I have a both a shoebox and computer folder full of potential crime ideas for future novels. The idea of investigating Art Crime was sparked by a newspaper article about Alain Lacoursière, a Montreal police detective who sought to combine his passion for art with fighting crime. He enrolled in an art history course and began collecting catalogs from art auctions, as well as reports of stolen art.
His first “buy” was an antique tapestry stolen from NY, which he “bought” at auction for $195,000. Of course, the money never exchanged hands. He reported the find to the FBI who recovered the tapestry and in return wrote a letter to the detective’s boss telling him how valuable his work is.
And so began one of the top art-theft units in the world. The FBI estimates that the international black market in art is worth about $6-billion a year, while Interpol ranks art theft as the fourth largest criminal enterprise after drugs, money laundering and weapons.
It sounded to me like a great springboard for a story.

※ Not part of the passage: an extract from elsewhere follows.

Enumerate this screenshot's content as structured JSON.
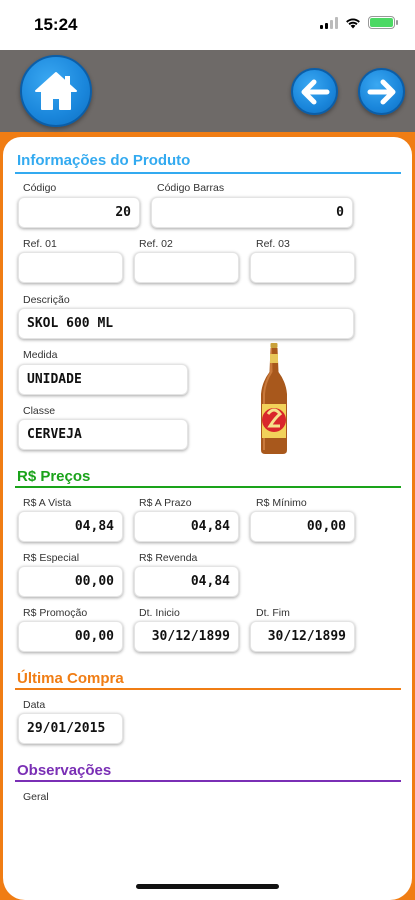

And when I boarded our Alaskan Cruise and saw the art gallery and information about the on-board auctions, I knew my cruise story was the one I wanted to work it into.
Recovery rates of stolen art are pathetically low, which makes it a wonderful niche in which my hero detective can shine.
Through my research, I also discovered the biography of the founder of the FBI’s Art Crime Team, Robert K. Wittman. I devoured the descriptions of his exploits going undercover to rescue stolen treasures around the world and gleaned more ideas than I could possibly use in a short romantic suspense.
The book also gave a fabulous glimpse into the potential psyche of my hero.
So…while aboard the cruise, I visited my first ever art auction.
Only a couple of pieces of the many displayed actually sold, and so began my musing of how my unscrupulous gallery owners might use such a venue to smuggle something more valuable or “pay” for something else. I literally had dozens of ideas of how I might integrate it into the story.
Of course, you’ll have to read Perilous Waters if you want to find out which idea I incorporated.
While many art thefts are crimes of opportunity, after which the thief waits for the crime to be reported and then either attempts to claim the reward or sells it on the black market, others are well-planned and the art may be used as collateral to fund other criminal enterprises such as drug and arms deals of organized crime.
And the art might be stolen from anywhere from a museum to a private collector to an archeological dig.
Or from a cruise ship. Maybe. 😉
All of the photos in this blog were taken during my cruise. Art was displayed throughout the ship.
The pieces pictured below are of the variety I envisioned my heroine most appreciating of her mother’s former work, heart-warming depictions of carefree childhood…what she once enjoyed, before her mother became famous and Jennifer’s idyllic world turned upside down.
Your Turn: What is your favorite style of art or artist and why? Think about what you might put on a wall or shelf in your home or office if money were no object. 😎 (Scroll down past giveaway & tags to find the comment box)
To celebrate the release of Perilous Waters (available now from Harlequin.com and coming in April to stores everywhere), I’m hosting a
Giveaway For All,
even if you’ve already received Perilous Waters through the Love Inspired Suspense subscription service:
Interested in writing romantic suspense? Join me Tuesday at Seekerville for my how-to post.
I’m also delighted to be interviewed at an Australian blog this week–booklovers1